We found this spider and several others of its species in a bramble patch in an open longleaf pine flatwoods bordering the Okefenokee Swamp in south Georgia. I had never seen a green lynx spider before, but figured that it must be some type of lynx spider as soon as I clapped eyes on the beast. We've got a much smaller species in Ohio, the common lynx spider, Oxyopes salticus, and it is widespread and often abundant. It too is colorful and has impressively spined legs.
Note all of the spiderlings surrounding mom. If nothing too big and menacing happens by, they're probably in good hands. As I moved in close for these shots, the female spider would move with me and even seem to make hostile advances. Lynx spiders are active hunters, stalking the shrubs and attacking prey. They use those formidable spines that armor their legs to snare and box in their victims; sort of an Iron Maiden embrace of doom.
To my eyes, the green lynx spider is an impressive, good-looking arachnid. I'm glad that I was able to spend some quality time with these brutish animals.
I am a lifelong Ohioan who has made a study of natural history since the age of eight or so - longer than I can remember! A fascination with birds has grown into an amazement with all of nature, and an insatiable curiosity to learn more. One of my major ambitions is to get more people interested in nature. The more of us who care, the more likely that our natural world will survive.
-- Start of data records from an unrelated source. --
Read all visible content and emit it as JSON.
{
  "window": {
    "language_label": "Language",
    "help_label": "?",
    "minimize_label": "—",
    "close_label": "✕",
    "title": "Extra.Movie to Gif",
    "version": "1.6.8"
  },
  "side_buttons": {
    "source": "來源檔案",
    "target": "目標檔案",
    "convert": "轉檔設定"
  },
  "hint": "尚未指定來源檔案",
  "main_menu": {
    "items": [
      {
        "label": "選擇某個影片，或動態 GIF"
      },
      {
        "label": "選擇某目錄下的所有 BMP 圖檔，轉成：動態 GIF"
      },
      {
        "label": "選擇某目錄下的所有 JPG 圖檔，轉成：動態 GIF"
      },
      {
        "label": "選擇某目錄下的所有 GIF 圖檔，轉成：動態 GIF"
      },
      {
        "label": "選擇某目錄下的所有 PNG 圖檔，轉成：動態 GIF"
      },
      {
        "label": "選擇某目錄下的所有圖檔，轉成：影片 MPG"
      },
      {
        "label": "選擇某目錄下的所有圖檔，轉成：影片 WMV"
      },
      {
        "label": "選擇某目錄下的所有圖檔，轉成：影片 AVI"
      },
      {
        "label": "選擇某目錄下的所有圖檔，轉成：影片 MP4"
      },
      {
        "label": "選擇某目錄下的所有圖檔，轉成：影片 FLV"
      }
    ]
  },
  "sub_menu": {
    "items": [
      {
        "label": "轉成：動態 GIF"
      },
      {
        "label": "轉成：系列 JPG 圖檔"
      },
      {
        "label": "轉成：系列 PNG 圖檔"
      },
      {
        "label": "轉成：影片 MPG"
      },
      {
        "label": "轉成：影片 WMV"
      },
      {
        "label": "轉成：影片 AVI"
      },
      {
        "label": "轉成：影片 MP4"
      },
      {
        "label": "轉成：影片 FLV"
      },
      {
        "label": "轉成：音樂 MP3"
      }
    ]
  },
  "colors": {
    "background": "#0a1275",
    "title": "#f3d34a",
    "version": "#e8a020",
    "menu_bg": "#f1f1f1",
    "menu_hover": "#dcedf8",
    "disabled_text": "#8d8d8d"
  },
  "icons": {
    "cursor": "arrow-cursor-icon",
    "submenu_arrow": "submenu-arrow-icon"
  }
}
Unless specifically noted, all photos used on this blog are by Jim McCormac, and are my property. If you are interested in the use of any of these photos, please contact me at jimmccormac35 AT gmail DOT com. I am generally fine with loaning photos for educational or non-commercial uses, but please ask! It is a bit disconcerting - and annoying - to see one's photos appear without credit elsewhere on the Internet.
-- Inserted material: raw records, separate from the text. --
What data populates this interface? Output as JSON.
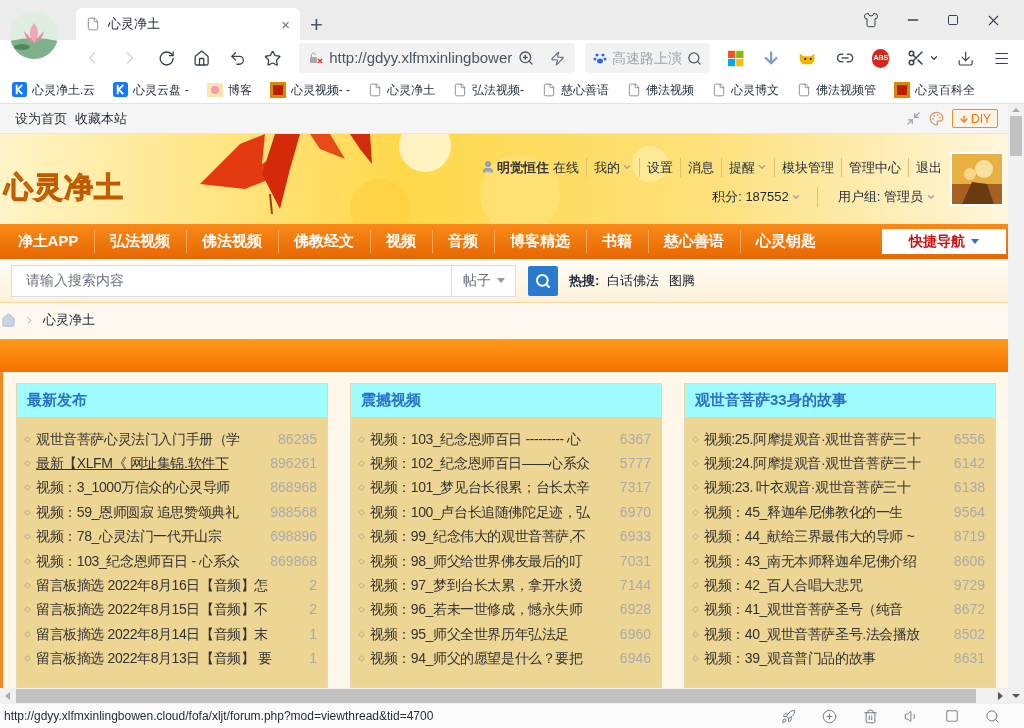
{
  "browser": {
    "tab": {
      "title": "心灵净土",
      "close": "×"
    },
    "new_tab": "+",
    "url": "http://gdyy.xlfmxinlingbower",
    "search_placeholder": "高速路上演",
    "adblock_label": "ABS",
    "bookmarks": [
      {
        "label": "心灵净土.云",
        "kind": "k"
      },
      {
        "label": "心灵云盘 -",
        "kind": "k"
      },
      {
        "label": "博客"
      },
      {
        "label": "心灵视频- -",
        "kind": "seal"
      },
      {
        "label": "心灵净土",
        "kind": "page"
      },
      {
        "label": "弘法视频-",
        "kind": "page"
      },
      {
        "label": "慈心善语",
        "kind": "page"
      },
      {
        "label": "佛法视频",
        "kind": "page"
      },
      {
        "label": "心灵博文",
        "kind": "page"
      },
      {
        "label": "佛法视频管",
        "kind": "page"
      },
      {
        "label": "心灵百科全",
        "kind": "seal"
      }
    ],
    "diy_label": "DIY"
  },
  "topbar": {
    "links": [
      "设为首页",
      "收藏本站"
    ]
  },
  "header": {
    "logo": "心灵净土",
    "user": {
      "name": "明觉恒住",
      "status": "在线",
      "links": [
        {
          "label": "我的",
          "dropdown": true
        },
        {
          "label": "设置",
          "dropdown": false
        },
        {
          "label": "消息",
          "dropdown": false
        },
        {
          "label": "提醒",
          "dropdown": true
        },
        {
          "label": "模块管理",
          "dropdown": false
        },
        {
          "label": "管理中心",
          "dropdown": false
        },
        {
          "label": "退出",
          "dropdown": false
        }
      ],
      "points": "积分: 187552",
      "group": "用户组: 管理员"
    }
  },
  "nav": {
    "items": [
      "净土APP",
      "弘法视频",
      "佛法视频",
      "佛教经文",
      "视频",
      "音频",
      "博客精选",
      "书籍",
      "慈心善语",
      "心灵钥匙"
    ],
    "quick_nav": "快捷导航"
  },
  "search": {
    "placeholder": "请输入搜索内容",
    "type": "帖子",
    "hot_label": "热搜:",
    "hot_terms": [
      "白话佛法",
      "图腾"
    ]
  },
  "breadcrumb": {
    "current": "心灵净土"
  },
  "columns": [
    {
      "title": "最新发布",
      "items": [
        {
          "title": "观世音菩萨心灵法门入门手册（学",
          "count": "86285",
          "hovered": false
        },
        {
          "title": "最新【XLFM《 网址集锦.软件下",
          "count": "896261",
          "hovered": true
        },
        {
          "title": "视频：3_1000万信众的心灵导师",
          "count": "868968",
          "hovered": false
        },
        {
          "title": "视频：59_恩师圆寂 追思赞颂典礼",
          "count": "988568",
          "hovered": false
        },
        {
          "title": "视频：78_心灵法门一代开山宗",
          "count": "698896",
          "hovered": false
        },
        {
          "title": "视频：103_纪念恩师百日 - 心系众",
          "count": "869868",
          "hovered": false
        },
        {
          "title": "留言板摘选 2022年8月16日【音频】怎",
          "count": "2",
          "hovered": false
        },
        {
          "title": "留言板摘选 2022年8月15日【音频】不",
          "count": "2",
          "hovered": false
        },
        {
          "title": "留言板摘选 2022年8月14日【音频】末",
          "count": "1",
          "hovered": false
        },
        {
          "title": "留言板摘选 2022年8月13日【音频】 要",
          "count": "1",
          "hovered": false
        }
      ]
    },
    {
      "title": "震撼视频",
      "items": [
        {
          "title": "视频：103_纪念恩师百日 --------- 心",
          "count": "6367",
          "hovered": false
        },
        {
          "title": "视频：102_纪念恩师百日——心系众",
          "count": "5777",
          "hovered": false
        },
        {
          "title": "视频：101_梦见台长很累；台长太辛",
          "count": "7317",
          "hovered": false
        },
        {
          "title": "视频：100_卢台长追随佛陀足迹，弘",
          "count": "6970",
          "hovered": false
        },
        {
          "title": "视频：99_纪念伟大的观世音菩萨,不",
          "count": "6933",
          "hovered": false
        },
        {
          "title": "视频：98_师父给世界佛友最后的叮",
          "count": "7031",
          "hovered": false
        },
        {
          "title": "视频：97_梦到台长太累，拿开水烫",
          "count": "7144",
          "hovered": false
        },
        {
          "title": "视频：96_若未一世修成，憾永失师",
          "count": "6928",
          "hovered": false
        },
        {
          "title": "视频：95_师父全世界历年弘法足",
          "count": "6960",
          "hovered": false
        },
        {
          "title": "视频：94_师父的愿望是什么？要把",
          "count": "6946",
          "hovered": false
        }
      ]
    },
    {
      "title": "观世音菩萨33身的故事",
      "items": [
        {
          "title": "视频:25.阿摩提观音·观世音菩萨三十",
          "count": "6556",
          "hovered": false
        },
        {
          "title": "视频:24.阿摩提观音·观世音菩萨三十",
          "count": "6142",
          "hovered": false
        },
        {
          "title": "视频:23. 叶衣观音·观世音菩萨三十",
          "count": "6138",
          "hovered": false
        },
        {
          "title": "视频：45_释迦牟尼佛教化的一生",
          "count": "9564",
          "hovered": false
        },
        {
          "title": "视频：44_献给三界最伟大的导师 ~",
          "count": "8719",
          "hovered": false
        },
        {
          "title": "视频：43_南无本师释迦牟尼佛介绍",
          "count": "8606",
          "hovered": false
        },
        {
          "title": "视频：42_百人合唱大悲咒",
          "count": "9729",
          "hovered": false
        },
        {
          "title": "视频：41_观世音菩萨圣号（纯音",
          "count": "8672",
          "hovered": false
        },
        {
          "title": "视频：40_观世音菩萨圣号.法会播放",
          "count": "8502",
          "hovered": false
        },
        {
          "title": "视频：39_观音普门品的故事",
          "count": "8631",
          "hovered": false
        }
      ]
    }
  ],
  "status_bar": {
    "url": "http://gdyy.xlfmxinlingbowen.cloud/fofa/xljt/forum.php?mod=viewthread&tid=4700"
  }
}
Most of the recent photos on this blog were made with a Canon 5D Mark III. At present, I use three lenses with the Canon: a 100 mm macro L-series; a 17-40mm wide-angle L-series; and a Sigma 150-500. Many older photos used on this blog were shot with a Panasonic FZ50, which is a high-end point and shoot and an awesome camera. That model has been discontinued. I still love my Panasonic and will use it until it gives up the ghost. Other photos were taken with a Nikon D7000,or a Canon T3i. I also have a Nikon Coolpix P510 point & shoot, which is a remarkably versatile camera with awesome zoom power (42x) that holds up very well. Finally, I've got a GoPro Hero, which is fully waterproof and can be used for underwater work. Sometimes I even use the camera or video feature on my Droid X smartphone - it's amazing how good phone cameras have become.